-- The task --
Filter the entries for the word "JSON". Copy each line in which it occurs.

-- Data section --
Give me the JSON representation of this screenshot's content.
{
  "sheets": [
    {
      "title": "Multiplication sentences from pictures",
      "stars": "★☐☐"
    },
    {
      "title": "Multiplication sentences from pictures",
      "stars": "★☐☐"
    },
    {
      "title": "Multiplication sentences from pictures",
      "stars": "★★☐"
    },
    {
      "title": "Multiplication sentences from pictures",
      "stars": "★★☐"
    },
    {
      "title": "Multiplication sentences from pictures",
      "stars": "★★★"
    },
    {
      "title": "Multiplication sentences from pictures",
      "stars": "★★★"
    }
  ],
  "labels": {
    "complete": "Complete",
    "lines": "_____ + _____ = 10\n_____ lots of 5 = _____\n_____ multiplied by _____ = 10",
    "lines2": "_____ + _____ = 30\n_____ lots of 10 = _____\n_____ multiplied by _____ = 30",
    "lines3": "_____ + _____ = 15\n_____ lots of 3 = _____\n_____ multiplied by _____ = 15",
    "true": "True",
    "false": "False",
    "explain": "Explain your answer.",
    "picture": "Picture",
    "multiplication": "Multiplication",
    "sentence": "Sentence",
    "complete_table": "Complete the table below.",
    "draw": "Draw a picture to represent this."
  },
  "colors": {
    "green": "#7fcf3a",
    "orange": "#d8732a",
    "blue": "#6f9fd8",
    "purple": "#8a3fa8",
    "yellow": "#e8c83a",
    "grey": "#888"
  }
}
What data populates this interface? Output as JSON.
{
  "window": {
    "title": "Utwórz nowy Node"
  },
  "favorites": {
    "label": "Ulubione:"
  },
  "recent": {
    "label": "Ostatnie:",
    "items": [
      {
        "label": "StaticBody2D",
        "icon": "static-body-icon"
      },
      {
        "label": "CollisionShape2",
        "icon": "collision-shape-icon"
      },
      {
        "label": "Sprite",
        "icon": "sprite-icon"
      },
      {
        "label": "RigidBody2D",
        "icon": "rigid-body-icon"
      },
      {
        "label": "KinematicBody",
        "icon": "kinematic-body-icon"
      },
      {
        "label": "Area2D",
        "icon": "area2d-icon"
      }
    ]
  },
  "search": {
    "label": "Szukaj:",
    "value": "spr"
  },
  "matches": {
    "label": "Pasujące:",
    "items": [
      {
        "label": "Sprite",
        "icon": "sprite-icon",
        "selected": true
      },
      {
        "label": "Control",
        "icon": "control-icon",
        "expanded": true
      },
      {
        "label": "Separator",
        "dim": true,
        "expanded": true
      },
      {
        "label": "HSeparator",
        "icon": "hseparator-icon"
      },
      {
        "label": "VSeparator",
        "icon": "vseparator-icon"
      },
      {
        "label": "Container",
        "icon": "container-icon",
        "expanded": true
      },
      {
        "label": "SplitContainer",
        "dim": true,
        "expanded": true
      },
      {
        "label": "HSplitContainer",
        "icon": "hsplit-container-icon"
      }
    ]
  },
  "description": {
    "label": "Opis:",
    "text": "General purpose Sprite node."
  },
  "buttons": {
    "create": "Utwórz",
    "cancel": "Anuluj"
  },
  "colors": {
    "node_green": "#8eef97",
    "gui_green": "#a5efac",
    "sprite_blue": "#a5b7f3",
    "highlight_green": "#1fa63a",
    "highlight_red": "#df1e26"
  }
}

-- Finished task --
Give me the JSON representation of this screenshot's content.
What data populates this interface? Output as JSON.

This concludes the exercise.